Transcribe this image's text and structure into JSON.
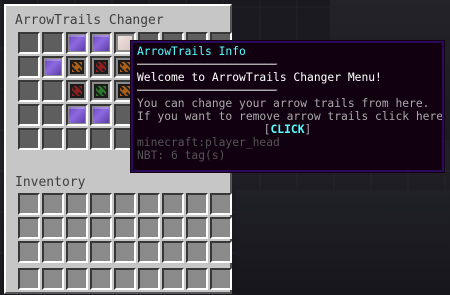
{
  "window": {
    "title": "ArrowTrails Changer",
    "inventory_title": "Inventory"
  },
  "menu_grid": [
    [
      "empty",
      "empty",
      "pane",
      "pane",
      "paper",
      "empty",
      "empty",
      "empty",
      "empty"
    ],
    [
      "empty",
      "pane",
      "head-orange",
      "head-red",
      "head-orange",
      "empty",
      "empty",
      "empty",
      "empty"
    ],
    [
      "empty",
      "empty",
      "head-red",
      "head-green",
      "head-orange",
      "empty",
      "empty",
      "empty",
      "empty"
    ],
    [
      "empty",
      "empty",
      "pane",
      "pane",
      "empty",
      "empty",
      "empty",
      "empty",
      "empty"
    ],
    [
      "empty",
      "empty",
      "empty",
      "empty",
      "empty",
      "empty",
      "empty",
      "empty",
      "empty"
    ]
  ],
  "tooltip": {
    "title": "ArrowTrails Info",
    "separator": "────────────────────────",
    "welcome": "Welcome to ArrowTrails Changer Menu!",
    "line1": "You can change your arrow trails from here.",
    "line2": "If you want to remove arrow trails click here.",
    "click_open": "[",
    "click": "CLICK",
    "click_close": "]",
    "item_id": "minecraft:player_head",
    "nbt": "NBT: 6 tag(s)"
  },
  "colors": {
    "tooltip_bg": "#100010",
    "tooltip_border": "#2a0a5a",
    "accent_aqua": "#55ffff",
    "text_gray": "#aaaaaa",
    "gui_bg": "#c6c6c6",
    "pane_purple": "#7a55cc"
  }
}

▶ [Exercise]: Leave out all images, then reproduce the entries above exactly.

▶ [Written response]:
Transcribe this image's text and structure into JSON.
{
  "window": {
    "title": "ArrowTrails Changer",
    "inventory_title": "Inventory"
  },
  "menu_grid": [
    [
      "empty",
      "empty",
      "pane",
      "pane",
      "paper",
      "empty",
      "empty",
      "empty",
      "empty"
    ],
    [
      "empty",
      "pane",
      "head-orange",
      "head-red",
      "head-orange",
      "empty",
      "empty",
      "empty",
      "empty"
    ],
    [
      "empty",
      "empty",
      "head-red",
      "head-green",
      "head-orange",
      "empty",
      "empty",
      "empty",
      "empty"
    ],
    [
      "empty",
      "empty",
      "pane",
      "pane",
      "empty",
      "empty",
      "empty",
      "empty",
      "empty"
    ],
    [
      "empty",
      "empty",
      "empty",
      "empty",
      "empty",
      "empty",
      "empty",
      "empty",
      "empty"
    ]
  ],
  "tooltip": {
    "title": "ArrowTrails Info",
    "separator": "────────────────────────",
    "welcome": "Welcome to ArrowTrails Changer Menu!",
    "line1": "You can change your arrow trails from here.",
    "line2": "If you want to remove arrow trails click here.",
    "click_open": "[",
    "click": "CLICK",
    "click_close": "]",
    "item_id": "minecraft:player_head",
    "nbt": "NBT: 6 tag(s)"
  },
  "colors": {
    "tooltip_bg": "#100010",
    "tooltip_border": "#2a0a5a",
    "accent_aqua": "#55ffff",
    "text_gray": "#aaaaaa",
    "gui_bg": "#c6c6c6",
    "pane_purple": "#7a55cc"
  }
}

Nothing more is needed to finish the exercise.